If you have a son or daughter in college, or have ever lived in or seen a college dorm room, you can probably picture the walls: posters, photos (some of which a student might prefer to keep Mom from seeing).
Always a fascinating tour, no doubt. But fascinating enough to spend, say, $72,973 on?
That’s what Congress has done already. And the FY2005 Labor-HHS-Education Appropriations Act currently leaves the door open for more money to go to an already wasteful National Institute of Mental Health study of dorm-room wall decorations and student websites called “Expressions of Identity in Virtual and Physical Spaces.” The study is all about groundbreaking research: “Do individuals become distressed when they cannot use their physical environments to make statements about their values, attitudes, and preferences? Is their self-esteem diminished? Do their grades suffer?”

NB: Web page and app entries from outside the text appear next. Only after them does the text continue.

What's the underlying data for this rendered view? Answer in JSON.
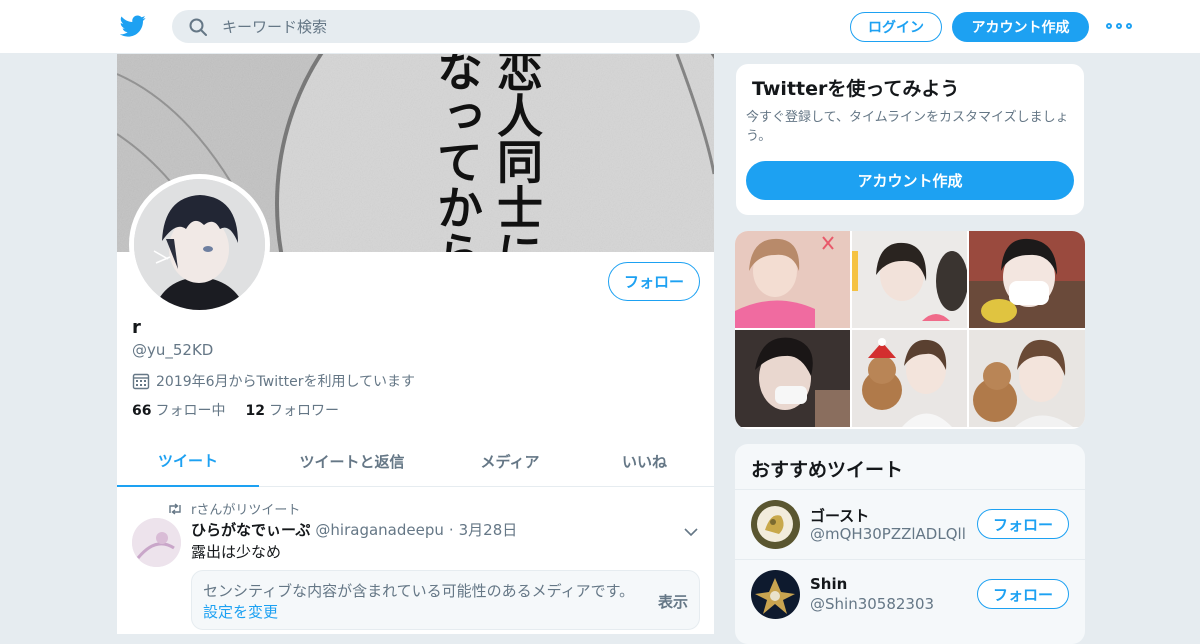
{
  "header": {
    "logo_icon": "twitter-bird-icon",
    "search_placeholder": "キーワード検索",
    "login_label": "ログイン",
    "signup_label": "アカウント作成",
    "more_icon": "more-dots-icon",
    "accent_color": "#1da1f2"
  },
  "banner": {
    "text_lines": [
      "恋人同士に",
      "なってから"
    ]
  },
  "profile": {
    "name": "r",
    "handle": "@yu_52KD",
    "joined": "2019年6月からTwitterを利用しています",
    "follow_label": "フォロー",
    "following_count": "66",
    "following_label": "フォロー中",
    "followers_count": "12",
    "followers_label": "フォロワー"
  },
  "tabs": [
    {
      "label": "ツイート",
      "active": true
    },
    {
      "label": "ツイートと返信",
      "active": false
    },
    {
      "label": "メディア",
      "active": false
    },
    {
      "label": "いいね",
      "active": false
    }
  ],
  "tweet": {
    "retweet_text": "rさんがリツイート",
    "author_name": "ひらがなでぃーぷ",
    "author_handle": "@hiraganadeepu",
    "dot": "·",
    "date": "3月28日",
    "text": "露出は少なめ",
    "sensitive_text": "センシティブな内容が含まれている可能性のあるメディアです。",
    "sensitive_link": "設定を変更",
    "show_label": "表示"
  },
  "signup_card": {
    "title": "Twitterを使ってみよう",
    "description": "今すぐ登録して、タイムラインをカスタマイズしましょう。",
    "button": "アカウント作成"
  },
  "who_to_follow": {
    "title": "おすすめツイート",
    "users": [
      {
        "name": "ゴースト",
        "handle": "@mQH30PZZlADLQll",
        "follow_label": "フォロー"
      },
      {
        "name": "Shin",
        "handle": "@Shin30582303",
        "follow_label": "フォロー"
      }
    ]
  }
}
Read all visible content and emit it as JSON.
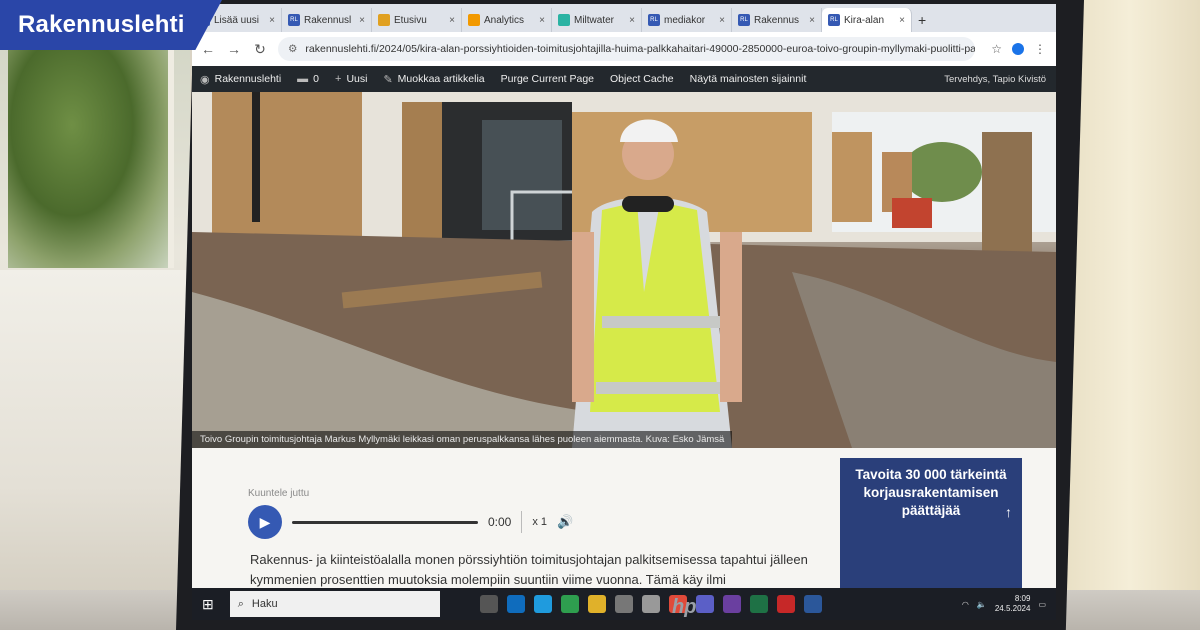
{
  "brand_badge": "Rakennuslehti",
  "browser": {
    "tabs": [
      {
        "favicon": "RL",
        "label": "Lisää uusi"
      },
      {
        "favicon": "RL",
        "label": "Rakennusl"
      },
      {
        "favicon": "folder",
        "label": "Etusivu"
      },
      {
        "favicon": "chart",
        "label": "Analytics"
      },
      {
        "favicon": "wave",
        "label": "Miltwater"
      },
      {
        "favicon": "RL",
        "label": "mediakor"
      },
      {
        "favicon": "RL",
        "label": "Rakennus"
      },
      {
        "favicon": "RL",
        "label": "Kira-alan"
      }
    ],
    "url": "rakennuslehti.fi/2024/05/kira-alan-porssiyhtioiden-toimitusjohtajilla-huima-palkkahaitari-49000-2850000-euroa-toivo-groupin-myllymaki-puolitti-palkkansa/"
  },
  "wp_admin_bar": {
    "site_name": "Rakennuslehti",
    "comments_count": "0",
    "new_label": "Uusi",
    "edit_label": "Muokkaa artikkelia",
    "purge_label": "Purge Current Page",
    "object_cache_label": "Object Cache",
    "show_ads_label": "Näytä mainosten sijainnit",
    "greeting": "Tervehdys, Tapio Kivistö"
  },
  "hero": {
    "caption": "Toivo Groupin toimitusjohtaja Markus Myllymäki leikkasi oman peruspalkkansa lähes puoleen aiemmasta. Kuva: Esko Jämsä"
  },
  "player": {
    "label": "Kuuntele juttu",
    "time": "0:00",
    "speed": "x 1"
  },
  "article": {
    "lead_line1": "Rakennus- ja kiinteistöalalla monen pörssiyhtiön toimitusjohtajan palkitsemisessa tapahtui jälleen",
    "lead_line2": "kymmenien prosenttien muutoksia molempiin suuntiin viime vuonna. Tämä käy ilmi Rakennuslehden"
  },
  "ad": {
    "line1": "Tavoita 30 000 tärkeintä",
    "line2": "korjausrakentamisen",
    "line3": "päättäjää"
  },
  "taskbar": {
    "search_placeholder": "Haku",
    "clock_time": "8:09",
    "clock_date": "24.5.2024"
  }
}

I would now have Edvard Munch’s Scream on my wall to properly express myself…
A second doozy tucked into the same omnibus spending bill sounds like a bad grad-student all-nighter: There’s time to kill. There’s beer. You’re reading too much Nietzsche or some other philosopher. What it is, however, is a taxpayer-funded study. This time: “What makes a meaningful day” for college students? Your tax dollars have already gone to this vital investigation, which runs contrary to the standard parental answer to that question…
College Student: What makes a meaningful day?
Parent: Don’t waste my money.
The meaning-of-life National Institute of Mental Health study has already received $916,733 of public money.
Two amendments proposed by Texas Republican Randy Neugebauer would prohibit federal funding for both of these wastes of time. You might want to make sure your congressman goes the amendment route here when the two come up later today, en route to better stewardship over the NIMH’s $1.421 billion budget.
And take this as food for thought: These funding tendencies come from a conservative Congress. Mercifully, there are some adults watching the ledger.